“Some 6,700 households on low income or who claim benefits receive support with their Council Tax, and we will continue to support families and households struggling with the cost of living. For the 10th year running our Council Tax Support Scheme will remain unchanged and fund over three quarters of the overall Council Tax bill for those eligible for support.”
A copy of the budget reports can be read at https://moderngov.harlow.gov.uk/ieListDocuments.aspx?MId=1488&x=1
All well and good as in council tax. Rent increase!! Is a bummer.
No change for years, freeze one thing, something else goes up. We will see if you build more council property s, and we will see if people are allowed to buy them, we need a system that theses council houses have no right to buy, for future generations. And we will see if this money goes on repair s. I wouldn't hold me breath, more like paying your debts of..
"we need a system that theses council houses have no right to buy, for future generations." Ms. O'Connor the principle of the right to buy council homes has been abolished in Scotland and in Wales and should be in England. Hopefully, that will change and would have done so in 2017 under a Labour party manifesto commitment. Will this current Labour party commit to it if elected? Sadly I suspect not. At a local "defend council housing" meeting many years ago a Conservative councillor stated that you should only be allowed to buy council houses in Harlow if you were born in them. I nearly fell off my chair. If that policy was activated today by the Conservative party no council housing would be sold. Problem solved! As for council rent increases I suspect the raising of benefit levels in April 2023 will hopefully cover this increase. If not destitution will be rife and growing again.
Gary Roberts, it was interesting to hear Keir Starmer during his recent interview with YH when visiting PAH when he stressed that he shared the aspiration for people to be able to buy and own their own home wherever they chose. Therefore, I tend to agree that any future Labour Government, under his leadership, is unlikely to change the Right to Buy.
Have they been looking at the Trussonomics text book again? If you look in the report inflationary pressures are going to be dealt with by departments absorbing the costs but they don't say how. This means less staff doing more, or cuts in services or both, even though they say they are not. They say no increase in rates but there no mention. of the increase in fees they will be implementing eg bulky waste collections from £28.00 to £30 per collection ( that's plus 7%), or the green waste collection scheme £42.00 to £48.00 (that's plus 12%). Let's hope the opposition parties give this a thorough inquisition at the committee meeting and full council.
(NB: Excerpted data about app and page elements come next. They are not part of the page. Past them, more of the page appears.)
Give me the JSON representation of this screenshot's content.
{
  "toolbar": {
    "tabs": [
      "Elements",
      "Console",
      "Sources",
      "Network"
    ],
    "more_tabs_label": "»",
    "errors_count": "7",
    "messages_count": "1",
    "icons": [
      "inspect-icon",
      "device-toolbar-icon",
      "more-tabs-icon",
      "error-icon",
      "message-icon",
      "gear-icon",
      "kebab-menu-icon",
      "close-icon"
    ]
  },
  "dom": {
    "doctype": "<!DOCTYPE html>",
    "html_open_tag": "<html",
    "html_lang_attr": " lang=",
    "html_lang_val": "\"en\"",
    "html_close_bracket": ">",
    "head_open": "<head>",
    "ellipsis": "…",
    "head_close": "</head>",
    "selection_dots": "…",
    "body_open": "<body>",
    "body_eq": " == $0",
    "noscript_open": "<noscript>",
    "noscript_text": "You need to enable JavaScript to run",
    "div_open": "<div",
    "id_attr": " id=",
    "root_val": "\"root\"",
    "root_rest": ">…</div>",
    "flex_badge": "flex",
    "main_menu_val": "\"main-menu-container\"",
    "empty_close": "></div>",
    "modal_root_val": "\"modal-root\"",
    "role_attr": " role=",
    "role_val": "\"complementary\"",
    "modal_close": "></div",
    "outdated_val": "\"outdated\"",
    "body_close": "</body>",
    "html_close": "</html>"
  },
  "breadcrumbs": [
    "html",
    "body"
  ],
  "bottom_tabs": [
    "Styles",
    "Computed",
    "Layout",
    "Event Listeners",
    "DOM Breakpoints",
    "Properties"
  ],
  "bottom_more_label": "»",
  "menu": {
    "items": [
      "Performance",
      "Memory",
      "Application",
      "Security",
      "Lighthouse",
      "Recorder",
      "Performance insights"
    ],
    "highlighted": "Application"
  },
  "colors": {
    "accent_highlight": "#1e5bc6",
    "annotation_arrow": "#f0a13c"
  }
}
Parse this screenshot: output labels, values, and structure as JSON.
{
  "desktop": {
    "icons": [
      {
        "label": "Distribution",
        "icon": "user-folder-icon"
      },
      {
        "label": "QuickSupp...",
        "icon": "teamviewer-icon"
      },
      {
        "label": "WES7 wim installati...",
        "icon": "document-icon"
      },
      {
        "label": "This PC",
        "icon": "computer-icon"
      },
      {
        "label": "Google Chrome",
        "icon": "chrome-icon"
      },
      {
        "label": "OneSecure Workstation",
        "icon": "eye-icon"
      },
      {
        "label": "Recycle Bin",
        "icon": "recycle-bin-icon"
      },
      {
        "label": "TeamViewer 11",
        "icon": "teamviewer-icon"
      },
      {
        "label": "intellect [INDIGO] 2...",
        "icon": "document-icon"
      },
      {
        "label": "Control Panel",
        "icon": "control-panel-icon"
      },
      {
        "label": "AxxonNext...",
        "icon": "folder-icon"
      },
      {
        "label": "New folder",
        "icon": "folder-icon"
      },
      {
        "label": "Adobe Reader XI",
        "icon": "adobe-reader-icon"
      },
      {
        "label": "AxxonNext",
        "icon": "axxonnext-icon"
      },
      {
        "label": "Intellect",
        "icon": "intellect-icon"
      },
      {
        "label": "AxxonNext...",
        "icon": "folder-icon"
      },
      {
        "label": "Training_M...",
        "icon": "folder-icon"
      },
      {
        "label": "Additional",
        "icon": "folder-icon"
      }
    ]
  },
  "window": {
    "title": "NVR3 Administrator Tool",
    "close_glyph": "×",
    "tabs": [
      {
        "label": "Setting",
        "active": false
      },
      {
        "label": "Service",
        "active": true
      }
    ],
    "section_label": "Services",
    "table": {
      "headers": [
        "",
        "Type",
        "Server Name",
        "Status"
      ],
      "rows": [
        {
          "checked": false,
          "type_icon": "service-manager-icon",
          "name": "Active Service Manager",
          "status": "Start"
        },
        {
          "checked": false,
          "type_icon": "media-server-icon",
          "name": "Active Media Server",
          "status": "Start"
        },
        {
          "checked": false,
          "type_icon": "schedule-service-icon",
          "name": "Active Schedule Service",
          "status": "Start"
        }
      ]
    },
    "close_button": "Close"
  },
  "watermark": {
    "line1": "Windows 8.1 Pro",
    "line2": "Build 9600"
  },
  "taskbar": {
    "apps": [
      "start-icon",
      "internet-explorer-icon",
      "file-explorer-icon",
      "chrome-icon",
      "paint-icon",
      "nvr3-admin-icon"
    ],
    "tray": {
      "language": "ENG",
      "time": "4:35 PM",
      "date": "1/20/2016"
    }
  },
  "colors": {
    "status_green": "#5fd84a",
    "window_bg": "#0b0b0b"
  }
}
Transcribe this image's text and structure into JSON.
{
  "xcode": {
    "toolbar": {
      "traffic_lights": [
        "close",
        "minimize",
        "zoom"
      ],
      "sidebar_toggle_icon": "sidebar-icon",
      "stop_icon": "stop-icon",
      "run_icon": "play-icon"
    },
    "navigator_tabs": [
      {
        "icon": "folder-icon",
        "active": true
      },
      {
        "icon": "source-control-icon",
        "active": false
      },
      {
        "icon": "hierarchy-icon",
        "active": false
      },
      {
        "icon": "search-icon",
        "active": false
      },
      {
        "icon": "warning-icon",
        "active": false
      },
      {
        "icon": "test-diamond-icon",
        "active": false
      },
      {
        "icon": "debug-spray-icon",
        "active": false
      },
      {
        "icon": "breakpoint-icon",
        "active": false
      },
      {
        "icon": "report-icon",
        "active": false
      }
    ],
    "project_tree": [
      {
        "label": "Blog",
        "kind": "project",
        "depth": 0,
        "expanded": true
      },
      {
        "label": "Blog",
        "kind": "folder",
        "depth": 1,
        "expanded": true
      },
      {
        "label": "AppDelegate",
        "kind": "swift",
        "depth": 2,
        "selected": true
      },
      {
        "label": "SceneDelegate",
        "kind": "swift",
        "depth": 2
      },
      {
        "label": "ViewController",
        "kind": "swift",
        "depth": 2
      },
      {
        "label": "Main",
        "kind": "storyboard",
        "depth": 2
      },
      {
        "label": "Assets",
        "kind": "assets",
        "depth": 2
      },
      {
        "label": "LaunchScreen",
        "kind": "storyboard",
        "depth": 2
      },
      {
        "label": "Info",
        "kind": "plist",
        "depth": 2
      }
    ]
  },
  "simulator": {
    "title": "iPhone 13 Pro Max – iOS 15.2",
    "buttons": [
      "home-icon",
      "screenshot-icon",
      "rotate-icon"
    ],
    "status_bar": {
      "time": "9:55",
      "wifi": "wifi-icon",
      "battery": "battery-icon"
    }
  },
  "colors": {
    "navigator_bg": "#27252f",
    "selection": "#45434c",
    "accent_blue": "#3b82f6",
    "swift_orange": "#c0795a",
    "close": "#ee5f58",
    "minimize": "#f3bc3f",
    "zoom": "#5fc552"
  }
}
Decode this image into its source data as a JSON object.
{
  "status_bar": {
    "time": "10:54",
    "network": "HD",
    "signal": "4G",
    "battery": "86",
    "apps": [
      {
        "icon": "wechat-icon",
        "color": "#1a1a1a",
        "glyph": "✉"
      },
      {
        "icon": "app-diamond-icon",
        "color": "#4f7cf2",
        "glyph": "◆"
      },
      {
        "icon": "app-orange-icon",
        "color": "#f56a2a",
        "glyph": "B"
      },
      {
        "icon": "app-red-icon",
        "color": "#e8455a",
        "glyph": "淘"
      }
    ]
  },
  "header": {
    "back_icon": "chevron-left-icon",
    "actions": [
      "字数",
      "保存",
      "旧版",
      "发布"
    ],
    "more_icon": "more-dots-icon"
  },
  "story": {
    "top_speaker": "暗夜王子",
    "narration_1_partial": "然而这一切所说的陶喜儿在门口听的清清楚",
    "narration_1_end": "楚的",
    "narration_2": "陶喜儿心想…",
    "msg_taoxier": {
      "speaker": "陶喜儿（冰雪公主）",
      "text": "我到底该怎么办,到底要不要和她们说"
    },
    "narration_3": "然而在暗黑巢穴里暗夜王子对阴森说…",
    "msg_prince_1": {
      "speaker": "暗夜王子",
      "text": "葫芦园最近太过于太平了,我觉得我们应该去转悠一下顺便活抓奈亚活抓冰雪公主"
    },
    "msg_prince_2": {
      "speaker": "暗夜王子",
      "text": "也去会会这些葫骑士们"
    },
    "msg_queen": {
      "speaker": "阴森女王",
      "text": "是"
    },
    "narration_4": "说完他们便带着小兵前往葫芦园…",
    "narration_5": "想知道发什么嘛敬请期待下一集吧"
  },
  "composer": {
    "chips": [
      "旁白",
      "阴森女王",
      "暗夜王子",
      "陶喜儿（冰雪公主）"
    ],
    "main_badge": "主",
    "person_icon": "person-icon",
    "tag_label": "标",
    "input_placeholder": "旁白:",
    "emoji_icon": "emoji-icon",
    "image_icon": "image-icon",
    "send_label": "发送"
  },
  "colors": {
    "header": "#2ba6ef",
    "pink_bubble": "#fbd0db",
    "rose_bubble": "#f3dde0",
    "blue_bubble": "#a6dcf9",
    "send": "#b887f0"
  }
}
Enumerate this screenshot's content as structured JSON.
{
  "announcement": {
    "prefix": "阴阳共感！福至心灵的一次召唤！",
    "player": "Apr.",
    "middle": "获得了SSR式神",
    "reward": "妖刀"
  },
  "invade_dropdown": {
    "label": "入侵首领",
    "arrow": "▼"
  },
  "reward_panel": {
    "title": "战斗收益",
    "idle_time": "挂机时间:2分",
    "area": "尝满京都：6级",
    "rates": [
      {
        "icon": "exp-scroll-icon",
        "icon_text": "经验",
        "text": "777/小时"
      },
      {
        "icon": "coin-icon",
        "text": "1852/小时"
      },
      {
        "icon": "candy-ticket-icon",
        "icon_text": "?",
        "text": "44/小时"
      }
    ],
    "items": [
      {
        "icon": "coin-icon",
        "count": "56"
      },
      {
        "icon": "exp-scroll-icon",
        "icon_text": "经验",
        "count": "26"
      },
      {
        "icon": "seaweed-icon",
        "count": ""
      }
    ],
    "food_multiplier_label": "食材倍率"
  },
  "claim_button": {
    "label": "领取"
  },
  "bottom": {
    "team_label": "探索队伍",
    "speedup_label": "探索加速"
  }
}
Cllr. Leppard are you agreeing with me? I think I have just fallen off that same chair again. What about the rest of the comment would you agree with that? Further what are you doing to get a well-being hub in Potter Street which is on your manor? Is it in the budget? What about the return of locally based council services to Potter Street is that in the budget? Moreover, will the current administration actually pass the budget given the recent resignations, sackings or absent without leave Conservative councillors? So many questions: Any answers?
Gary Roberts, I like many others live in a council house and do not claim any benefits. You like many other people assume that all council house tenants live on benefits.
Doris, I assume nothing of the sort. Indeed in my area alone I know many council tenants who do not claim benefits to pay their rent. But sadly today many tenants that work full-time need to claim Universal Credit [housing benefit] to pay their rent. Just a fact of life today. No stigma is inferred in my comment.
Gary Roberts, have been working closely with Colin Thorpe regarding premises for the Potter St hub.
Ironically most people I know couldn't care less what happens to rents and council tax as they are living the good life on benefits and pay nothing.